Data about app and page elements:
BEGIN
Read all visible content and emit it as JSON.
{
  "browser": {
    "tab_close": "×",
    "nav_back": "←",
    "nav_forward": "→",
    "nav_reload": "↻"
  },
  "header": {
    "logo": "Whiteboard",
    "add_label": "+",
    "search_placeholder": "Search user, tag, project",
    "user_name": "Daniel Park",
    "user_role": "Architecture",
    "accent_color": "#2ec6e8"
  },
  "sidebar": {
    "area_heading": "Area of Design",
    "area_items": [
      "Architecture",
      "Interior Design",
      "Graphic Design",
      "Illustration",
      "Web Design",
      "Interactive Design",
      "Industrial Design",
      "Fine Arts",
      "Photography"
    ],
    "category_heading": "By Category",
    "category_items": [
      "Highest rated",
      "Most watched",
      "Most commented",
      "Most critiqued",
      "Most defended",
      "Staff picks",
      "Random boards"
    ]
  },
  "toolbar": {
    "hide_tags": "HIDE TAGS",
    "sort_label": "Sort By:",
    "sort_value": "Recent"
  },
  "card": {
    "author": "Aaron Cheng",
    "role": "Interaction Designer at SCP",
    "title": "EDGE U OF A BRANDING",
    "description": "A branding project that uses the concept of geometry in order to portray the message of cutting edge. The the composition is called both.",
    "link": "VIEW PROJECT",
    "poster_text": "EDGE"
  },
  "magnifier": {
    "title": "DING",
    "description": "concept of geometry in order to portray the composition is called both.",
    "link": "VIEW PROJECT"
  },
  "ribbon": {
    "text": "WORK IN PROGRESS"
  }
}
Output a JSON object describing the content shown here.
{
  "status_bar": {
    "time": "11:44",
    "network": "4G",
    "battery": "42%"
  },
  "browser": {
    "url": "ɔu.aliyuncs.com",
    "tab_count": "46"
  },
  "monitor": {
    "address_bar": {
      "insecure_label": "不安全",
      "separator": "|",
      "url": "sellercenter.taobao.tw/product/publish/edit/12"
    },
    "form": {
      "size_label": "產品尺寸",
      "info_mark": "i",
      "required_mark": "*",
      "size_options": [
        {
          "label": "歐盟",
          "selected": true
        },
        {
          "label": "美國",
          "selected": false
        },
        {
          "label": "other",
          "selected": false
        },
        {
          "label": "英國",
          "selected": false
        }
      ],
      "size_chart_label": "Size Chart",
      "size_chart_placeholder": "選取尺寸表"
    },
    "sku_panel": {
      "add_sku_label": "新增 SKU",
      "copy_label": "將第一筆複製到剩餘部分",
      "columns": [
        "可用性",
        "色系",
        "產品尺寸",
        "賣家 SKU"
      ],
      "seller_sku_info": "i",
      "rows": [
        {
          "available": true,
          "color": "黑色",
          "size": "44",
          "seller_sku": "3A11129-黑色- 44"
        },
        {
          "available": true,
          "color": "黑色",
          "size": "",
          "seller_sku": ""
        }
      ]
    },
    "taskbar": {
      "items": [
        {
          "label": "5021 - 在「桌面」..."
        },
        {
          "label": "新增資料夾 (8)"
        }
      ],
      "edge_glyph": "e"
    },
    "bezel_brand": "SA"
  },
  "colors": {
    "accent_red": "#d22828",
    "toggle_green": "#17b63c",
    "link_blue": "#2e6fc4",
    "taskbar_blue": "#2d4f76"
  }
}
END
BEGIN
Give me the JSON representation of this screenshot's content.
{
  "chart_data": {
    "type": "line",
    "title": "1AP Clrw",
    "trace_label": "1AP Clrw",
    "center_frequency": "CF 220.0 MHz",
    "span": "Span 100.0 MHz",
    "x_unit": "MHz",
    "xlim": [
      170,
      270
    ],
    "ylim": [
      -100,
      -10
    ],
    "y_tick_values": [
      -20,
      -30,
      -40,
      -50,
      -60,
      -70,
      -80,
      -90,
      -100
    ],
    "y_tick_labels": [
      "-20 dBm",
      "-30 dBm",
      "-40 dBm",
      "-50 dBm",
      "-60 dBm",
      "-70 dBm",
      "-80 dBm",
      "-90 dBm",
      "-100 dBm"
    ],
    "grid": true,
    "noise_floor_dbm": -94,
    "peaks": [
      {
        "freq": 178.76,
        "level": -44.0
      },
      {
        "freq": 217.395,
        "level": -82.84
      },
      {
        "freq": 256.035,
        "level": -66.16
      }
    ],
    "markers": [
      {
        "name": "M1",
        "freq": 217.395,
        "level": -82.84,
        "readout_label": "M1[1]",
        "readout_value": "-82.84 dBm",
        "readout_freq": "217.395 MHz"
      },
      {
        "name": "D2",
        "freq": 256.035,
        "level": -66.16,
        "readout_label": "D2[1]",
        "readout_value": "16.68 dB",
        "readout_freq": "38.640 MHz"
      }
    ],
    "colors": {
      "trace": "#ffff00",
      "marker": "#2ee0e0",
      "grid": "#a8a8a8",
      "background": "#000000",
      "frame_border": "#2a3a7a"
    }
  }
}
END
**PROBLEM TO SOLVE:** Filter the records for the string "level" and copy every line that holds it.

**RESPONSE BOX:**
        "level": -44.0
        "level": -82.84
        "level": -66.16
        "level": -82.84,
        "level": -66.16,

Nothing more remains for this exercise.